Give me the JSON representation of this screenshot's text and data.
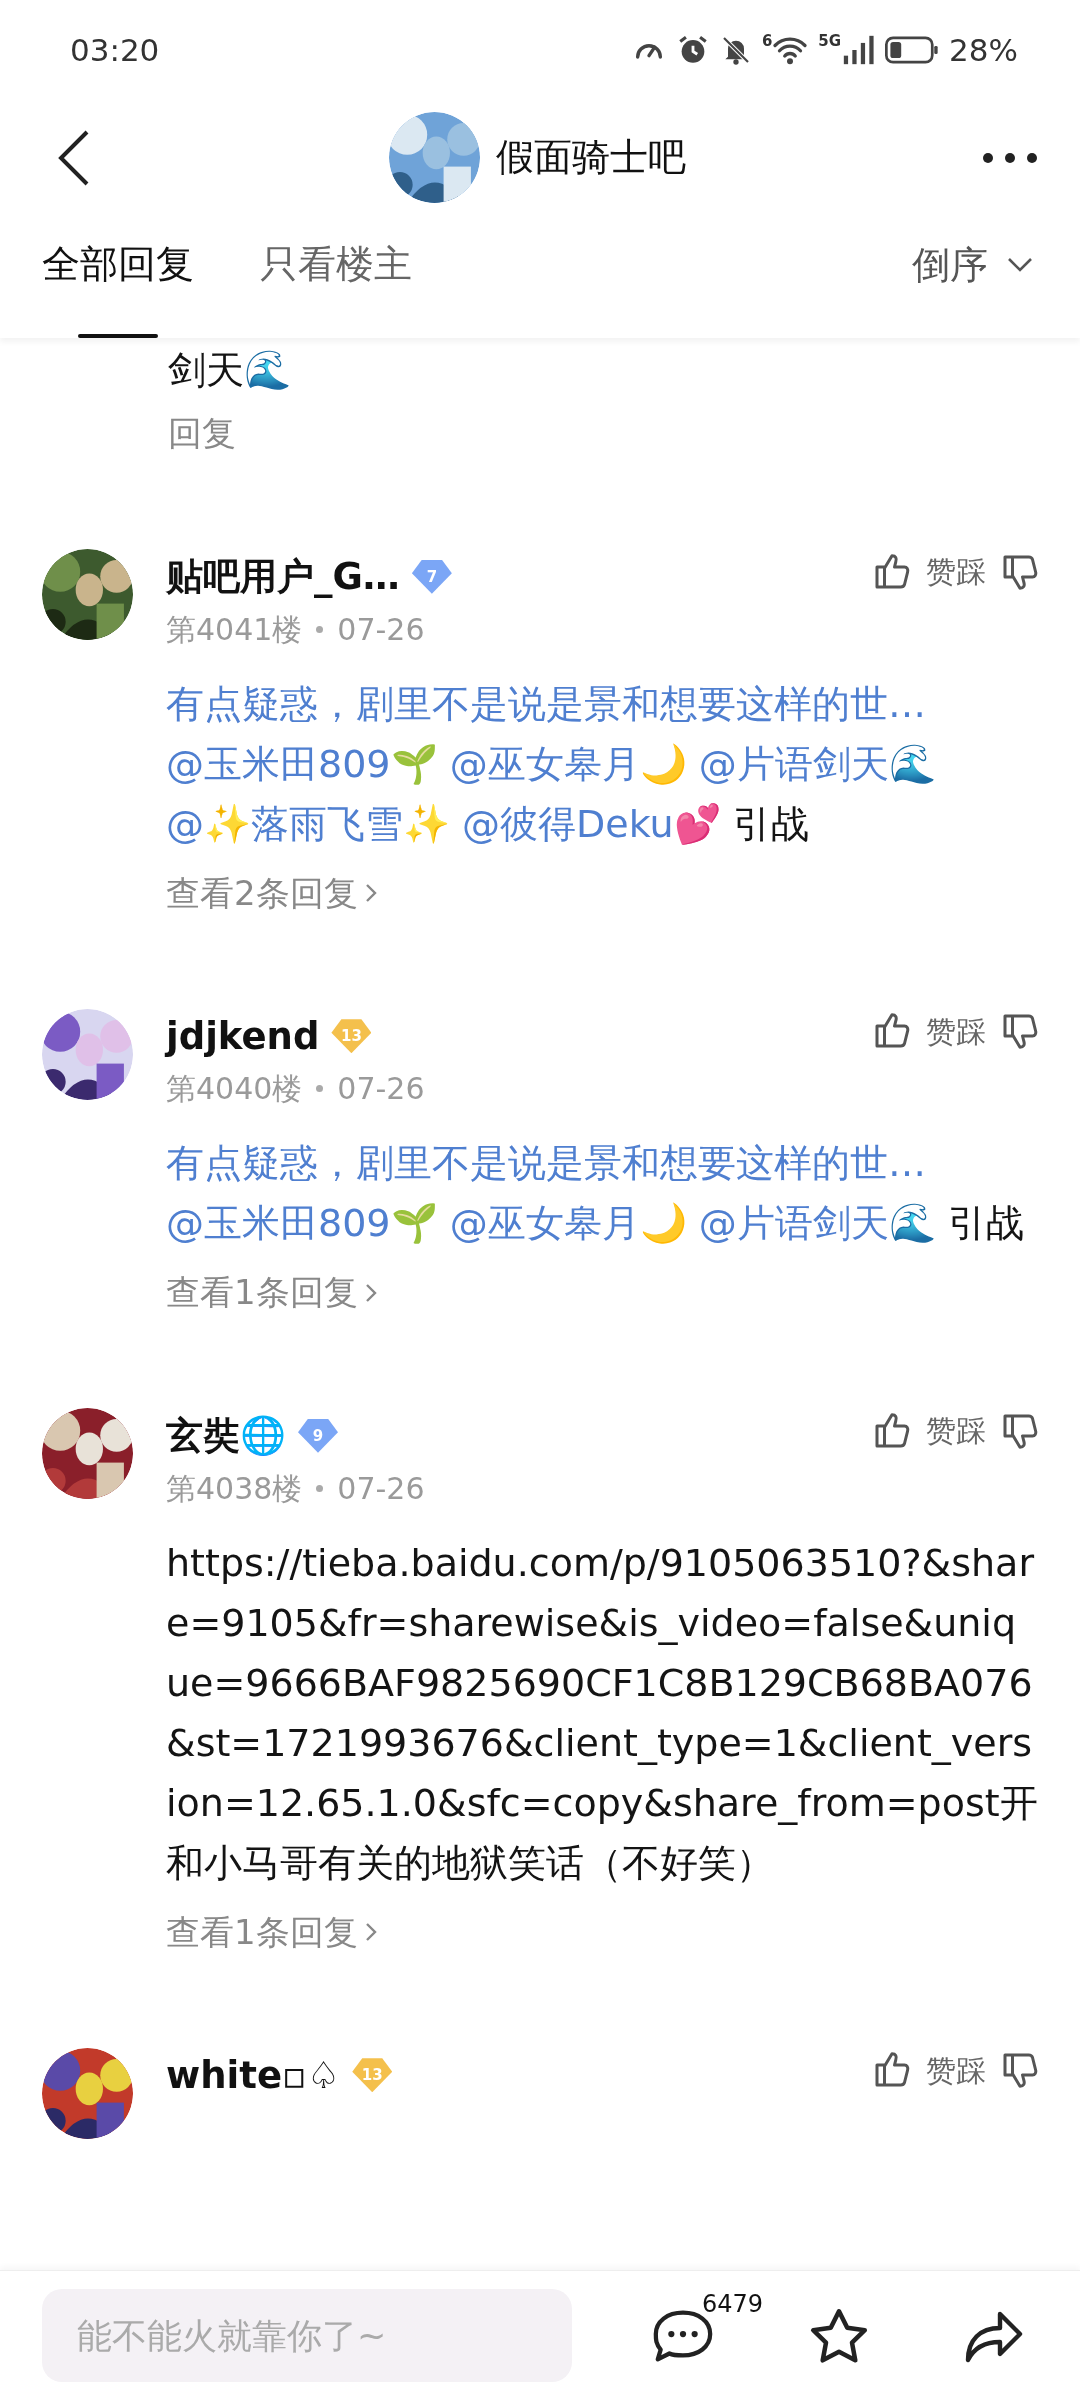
{
  "status_bar": {
    "time": "03:20",
    "wifi_label": "6",
    "network_label": "5G",
    "battery": "28%"
  },
  "header": {
    "title": "假面骑士吧"
  },
  "tabs": [
    {
      "label": "全部回复",
      "selected": true
    },
    {
      "label": "只看楼主",
      "selected": false
    }
  ],
  "sort": {
    "label": "倒序"
  },
  "partial_post": {
    "text": "剑天🌊",
    "action": "回复"
  },
  "posts": [
    {
      "name": "贴吧用户_G…",
      "rank_badge": "7",
      "color": "#7ba6f6",
      "floor": "第4041楼",
      "date": "07-26",
      "vote_label": "赞踩",
      "body": [
        {
          "kind": "quote",
          "text": "有点疑惑，剧里不是说是景和想要这样的世…"
        },
        {
          "kind": "mention",
          "text": "@玉米田809🌱"
        },
        {
          "kind": "mention",
          "text": "@巫女皋月🌙"
        },
        {
          "kind": "mention",
          "text": "@片语剑天🌊"
        },
        {
          "kind": "mention",
          "text": "@✨落雨飞雪✨"
        },
        {
          "kind": "mention",
          "text": "@彼得Deku💕"
        },
        {
          "kind": "plain",
          "text": "引战"
        }
      ],
      "replies_link": "查看2条回复"
    },
    {
      "name": "jdjkend",
      "rank_badge": "13",
      "color": "#f4c04c",
      "floor": "第4040楼",
      "date": "07-26",
      "vote_label": "赞踩",
      "body": [
        {
          "kind": "quote",
          "text": "有点疑惑，剧里不是说是景和想要这样的世…"
        },
        {
          "kind": "mention",
          "text": "@玉米田809🌱"
        },
        {
          "kind": "mention",
          "text": "@巫女皋月🌙"
        },
        {
          "kind": "mention",
          "text": "@片语剑天🌊"
        },
        {
          "kind": "plain",
          "text": "引战"
        }
      ],
      "replies_link": "查看1条回复"
    },
    {
      "name": "玄奘🌐",
      "rank_badge": "9",
      "color": "#7ba6f6",
      "floor": "第4038楼",
      "date": "07-26",
      "vote_label": "赞踩",
      "body": [
        {
          "kind": "plain",
          "text": "https://tieba.baidu.com/p/9105063510?&share=9105&fr=sharewise&is_video=false&unique=9666BAF9825690CF1C8B129CB68BA076&st=1721993676&client_type=1&client_version=12.65.1.0&sfc=copy&share_from=post开和小马哥有关的地狱笑话（不好笑）"
        }
      ],
      "replies_link": "查看1条回复"
    },
    {
      "name": "white▫♤",
      "rank_badge": "13",
      "color": "#f4c04c",
      "vote_label": "赞踩"
    }
  ],
  "bottom_bar": {
    "placeholder": "能不能火就靠你了~",
    "comment_count": "6479"
  }
}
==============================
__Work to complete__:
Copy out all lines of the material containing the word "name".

__Solution below__:
      "name": "贴吧用户_G…",
      "name": "jdjkend",
      "name": "玄奘🌐",
      "name": "white▫♤",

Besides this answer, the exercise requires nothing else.